• **Data records**:
———
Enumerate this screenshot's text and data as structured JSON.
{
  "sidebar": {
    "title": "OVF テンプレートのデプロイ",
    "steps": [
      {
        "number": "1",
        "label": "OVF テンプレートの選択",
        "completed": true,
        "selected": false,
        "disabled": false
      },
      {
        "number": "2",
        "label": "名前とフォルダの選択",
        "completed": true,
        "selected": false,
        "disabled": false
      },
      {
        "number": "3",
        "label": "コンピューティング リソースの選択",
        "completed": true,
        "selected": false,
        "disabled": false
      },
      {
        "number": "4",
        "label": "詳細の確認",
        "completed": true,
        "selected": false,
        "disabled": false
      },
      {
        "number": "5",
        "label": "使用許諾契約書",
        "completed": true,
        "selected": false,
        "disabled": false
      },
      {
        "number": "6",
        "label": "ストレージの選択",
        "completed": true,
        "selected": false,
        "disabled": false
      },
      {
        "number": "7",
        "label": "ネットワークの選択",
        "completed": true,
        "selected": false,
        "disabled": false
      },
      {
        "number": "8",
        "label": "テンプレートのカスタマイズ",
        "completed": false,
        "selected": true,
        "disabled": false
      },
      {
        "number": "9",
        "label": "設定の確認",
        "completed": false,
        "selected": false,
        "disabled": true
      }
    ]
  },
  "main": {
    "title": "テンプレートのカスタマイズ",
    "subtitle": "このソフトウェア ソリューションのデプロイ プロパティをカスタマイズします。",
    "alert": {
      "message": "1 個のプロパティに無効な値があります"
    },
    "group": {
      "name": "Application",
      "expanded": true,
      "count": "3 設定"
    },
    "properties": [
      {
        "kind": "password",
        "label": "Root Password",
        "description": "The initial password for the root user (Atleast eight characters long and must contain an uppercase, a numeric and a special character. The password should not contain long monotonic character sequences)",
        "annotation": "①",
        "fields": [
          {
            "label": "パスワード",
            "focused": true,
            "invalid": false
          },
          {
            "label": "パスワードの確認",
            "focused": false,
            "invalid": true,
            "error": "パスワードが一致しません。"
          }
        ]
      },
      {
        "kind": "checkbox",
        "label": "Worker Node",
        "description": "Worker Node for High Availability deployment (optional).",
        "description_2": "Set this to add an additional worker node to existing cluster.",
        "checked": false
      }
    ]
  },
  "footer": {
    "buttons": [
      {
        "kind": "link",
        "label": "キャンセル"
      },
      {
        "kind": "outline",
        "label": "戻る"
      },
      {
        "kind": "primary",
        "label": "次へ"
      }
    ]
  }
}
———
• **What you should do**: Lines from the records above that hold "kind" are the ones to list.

• **Task solution**:
        "kind": "password",
        "kind": "checkbox",
        "kind": "link",
        "kind": "outline",
        "kind": "primary",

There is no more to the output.